This is IN THE NEWS in VOA Special English.
use of scientific knowledge in legal cases is called forensics, from the Latin term
for a public forum. The public may get the idea from TV that forensic science
can solve almost any mystery. Yet the methods used in crime laboratories are
now themselves being examined.
the United States, a two-year study requested by Congress was released earlier
this year. It found that except for nuclear DNA analysis, no forensic method
has really proven itself as a way to link evidence to a person.
The National Research Council, part of the National
Academies, suggested ways to strengthen forensic science in the United States. A
committee found serious problems in the current system. Differences between
budgets, equipment and the availability of skilled workers have created uneven
quality from lab to lab. No one even knows how many forensics laboratories,
public or private, there are.
are no national standards for the employees. And only four states -- Texas,
Oklahoma, New York and now Missouri -- require lab approval by an accrediting
The Innocence Project is a group that
works to help prisoners who could be proven innocent by DNA testing. Last
month, its director, Peter Neufeld, spoke at a Senate hearing on the report. He
told the story of Roy Brown, who was found guilty of murder and who also attended
case against him included a bite mark examined by a forensic dentist. The real
killer was later identified through DNA. By that time, Roy Brown had served
fifteen years in prison.
far, DNA testing has cleared -- the term is exonerated -- more than two hundred
forty people in the United States. Some had been sentenced to death, though none
had been executed already.
Neufeld says the issue is not just about protecting the innocent, but also
about catching the guilty.
PETER NEUFELD: "Because in each of these cases, the real
perpetrator was out there committing other heinous crimes."
The report earlier this year urged Congress to
establish a National Institute of Forensic Science. It would lead research
efforts and establish and enforce standards.
Chu from the Innocence Project says her group believes this is the most
important recommendation. But the American Society of Crime Laboratory
Directors says there is no need to create a new agency to handle that task. In
March the society wrote a letter to Congress in reaction to the report.
group said crime laboratories today are doing more with less. They face heavy
demands with limited resources and limited ability to meet training and other professional
needs. The group said Congress should support large amounts of money for all

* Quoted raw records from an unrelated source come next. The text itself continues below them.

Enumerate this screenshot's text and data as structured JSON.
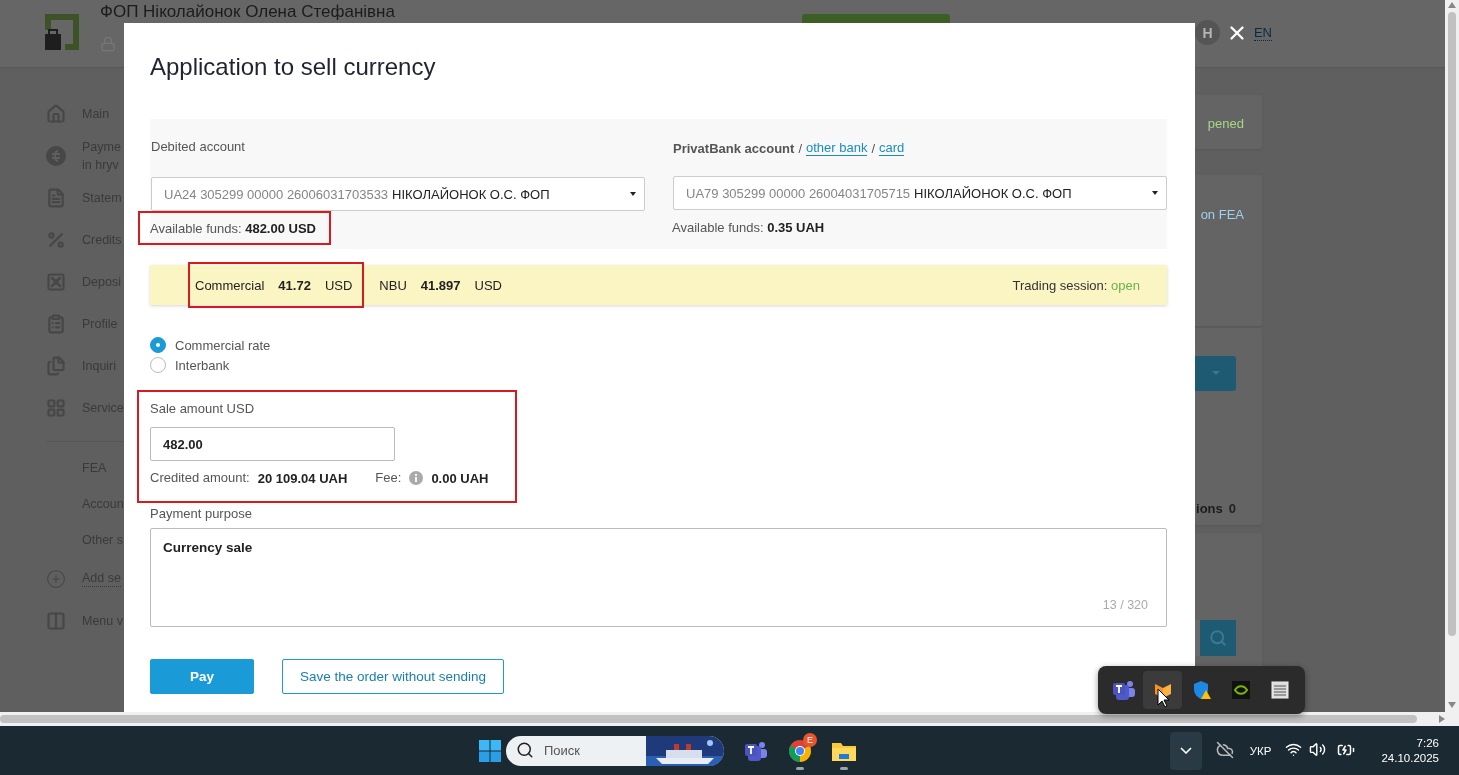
{
  "app": {
    "org_name": "ФОП Ніколайонок Олена Стефанівна",
    "avatar": "Н",
    "language": "EN",
    "nav": [
      {
        "label": "Main"
      },
      {
        "label": "Payme",
        "second_line": "in hryv"
      },
      {
        "label": "Statem"
      },
      {
        "label": "Credits"
      },
      {
        "label": "Deposi"
      },
      {
        "label": "Profile"
      },
      {
        "label": "Inquiri"
      },
      {
        "label": "Service"
      }
    ],
    "nav_extra": [
      {
        "label": "FEA",
        "kind": "plain"
      },
      {
        "label": "Accoun",
        "kind": "plain"
      },
      {
        "label": "Other s",
        "kind": "plain"
      },
      {
        "label": "Add se",
        "kind": "add"
      },
      {
        "label": "Menu v",
        "kind": "toggle"
      }
    ],
    "cards": [
      {
        "kind": "status",
        "text": "pened"
      },
      {
        "kind": "link",
        "text": "on FEA"
      },
      {
        "kind": "actions",
        "text": "ions",
        "count": "0"
      },
      {
        "kind": "search"
      }
    ]
  },
  "modal": {
    "title": "Application to sell currency",
    "debit": {
      "label": "Debited account",
      "iban": "UA24 305299 00000 26006031703533",
      "owner": "НІКОЛАЙОНОК О.С. ФОП",
      "funds_label": "Available funds:",
      "funds": "482.00 USD",
      "highlighted": true
    },
    "credit": {
      "label": "PrivatBank account",
      "separator": "/",
      "links": [
        "other bank",
        "card"
      ],
      "iban": "UA79 305299 00000 26004031705715",
      "owner": "НІКОЛАЙОНОК О.С. ФОП",
      "funds_label": "Available funds:",
      "funds": "0.35 UAH",
      "highlighted": false
    },
    "rates": [
      {
        "name": "Commercial",
        "value": "41.72",
        "currency": "USD",
        "highlighted": true
      },
      {
        "name": "NBU",
        "value": "41.897",
        "currency": "USD",
        "highlighted": false
      }
    ],
    "session": {
      "label": "Trading session:",
      "status": "open"
    },
    "rate_options": [
      {
        "label": "Commercial rate",
        "selected": true
      },
      {
        "label": "Interbank",
        "selected": false
      }
    ],
    "sale": {
      "label": "Sale amount USD",
      "value": "482.00",
      "credited_label": "Credited amount:",
      "credited": "20 109.04 UAH",
      "fee_label": "Fee:",
      "fee": "0.00 UAH",
      "highlighted": true
    },
    "purpose": {
      "label": "Payment purpose",
      "value": "Currency sale",
      "counter": "13 / 320"
    },
    "buttons": [
      {
        "label": "Pay",
        "kind": "primary"
      },
      {
        "label": "Save the order without sending",
        "kind": "secondary"
      }
    ]
  },
  "taskbar": {
    "search_placeholder": "Поиск",
    "apps": [
      {
        "kind": "teams",
        "running": false
      },
      {
        "kind": "chrome",
        "running": true,
        "badge": "E"
      },
      {
        "kind": "explorer",
        "running": true
      }
    ],
    "language": "УКР",
    "time": "7:26",
    "date": "24.10.2025",
    "tray": [
      {
        "kind": "teams",
        "selected": false
      },
      {
        "kind": "orange",
        "selected": true
      },
      {
        "kind": "shield",
        "selected": false
      },
      {
        "kind": "nvidia",
        "selected": false
      },
      {
        "kind": "monitor",
        "selected": false
      }
    ]
  }
}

areas of forensic science, not just DNA.
the United States, criminal suspects have a right to face their accusers at
trial. In June, the Supreme Court ruled five to four that analysts who prepare
crime lab reports can be called to appear. The justices said being able to
cross-examine the analysts could help uncover any problems with the testing
methods or results used as evidence.
And that's IN THE NEWS in
VOA Special English, written by Brianna Blake. I'm Steve Ember.